▶ [Aim of the task]: When you reach the records below, output each one exactly.

[Interface dataset entries]

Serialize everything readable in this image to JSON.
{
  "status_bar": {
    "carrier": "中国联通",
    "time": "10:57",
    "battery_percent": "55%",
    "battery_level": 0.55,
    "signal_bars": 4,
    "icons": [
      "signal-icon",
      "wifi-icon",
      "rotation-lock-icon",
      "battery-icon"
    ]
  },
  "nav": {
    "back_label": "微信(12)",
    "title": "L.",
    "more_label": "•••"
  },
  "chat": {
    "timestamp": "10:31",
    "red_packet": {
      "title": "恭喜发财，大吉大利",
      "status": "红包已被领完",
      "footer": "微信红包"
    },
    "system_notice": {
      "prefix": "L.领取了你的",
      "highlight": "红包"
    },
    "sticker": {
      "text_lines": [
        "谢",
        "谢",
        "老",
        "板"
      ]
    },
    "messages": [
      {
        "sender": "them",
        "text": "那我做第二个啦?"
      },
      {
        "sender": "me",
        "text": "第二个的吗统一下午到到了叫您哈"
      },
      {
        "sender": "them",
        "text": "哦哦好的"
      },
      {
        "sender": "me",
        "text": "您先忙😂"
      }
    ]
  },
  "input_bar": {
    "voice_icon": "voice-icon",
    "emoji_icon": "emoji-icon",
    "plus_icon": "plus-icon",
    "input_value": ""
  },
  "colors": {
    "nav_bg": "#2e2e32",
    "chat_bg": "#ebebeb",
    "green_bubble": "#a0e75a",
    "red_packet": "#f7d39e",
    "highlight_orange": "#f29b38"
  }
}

▶ [Exercise response]:
Serialize everything readable in this image to JSON.
{
  "status_bar": {
    "carrier": "中国联通",
    "time": "10:57",
    "battery_percent": "55%",
    "battery_level": 0.55,
    "signal_bars": 4,
    "icons": [
      "signal-icon",
      "wifi-icon",
      "rotation-lock-icon",
      "battery-icon"
    ]
  },
  "nav": {
    "back_label": "微信(12)",
    "title": "L.",
    "more_label": "•••"
  },
  "chat": {
    "timestamp": "10:31",
    "red_packet": {
      "title": "恭喜发财，大吉大利",
      "status": "红包已被领完",
      "footer": "微信红包"
    },
    "system_notice": {
      "prefix": "L.领取了你的",
      "highlight": "红包"
    },
    "sticker": {
      "text_lines": [
        "谢",
        "谢",
        "老",
        "板"
      ]
    },
    "messages": [
      {
        "sender": "them",
        "text": "那我做第二个啦?"
      },
      {
        "sender": "me",
        "text": "第二个的吗统一下午到到了叫您哈"
      },
      {
        "sender": "them",
        "text": "哦哦好的"
      },
      {
        "sender": "me",
        "text": "您先忙😂"
      }
    ]
  },
  "input_bar": {
    "voice_icon": "voice-icon",
    "emoji_icon": "emoji-icon",
    "plus_icon": "plus-icon",
    "input_value": ""
  },
  "colors": {
    "nav_bg": "#2e2e32",
    "chat_bg": "#ebebeb",
    "green_bubble": "#a0e75a",
    "red_packet": "#f7d39e",
    "highlight_orange": "#f29b38"
  }
}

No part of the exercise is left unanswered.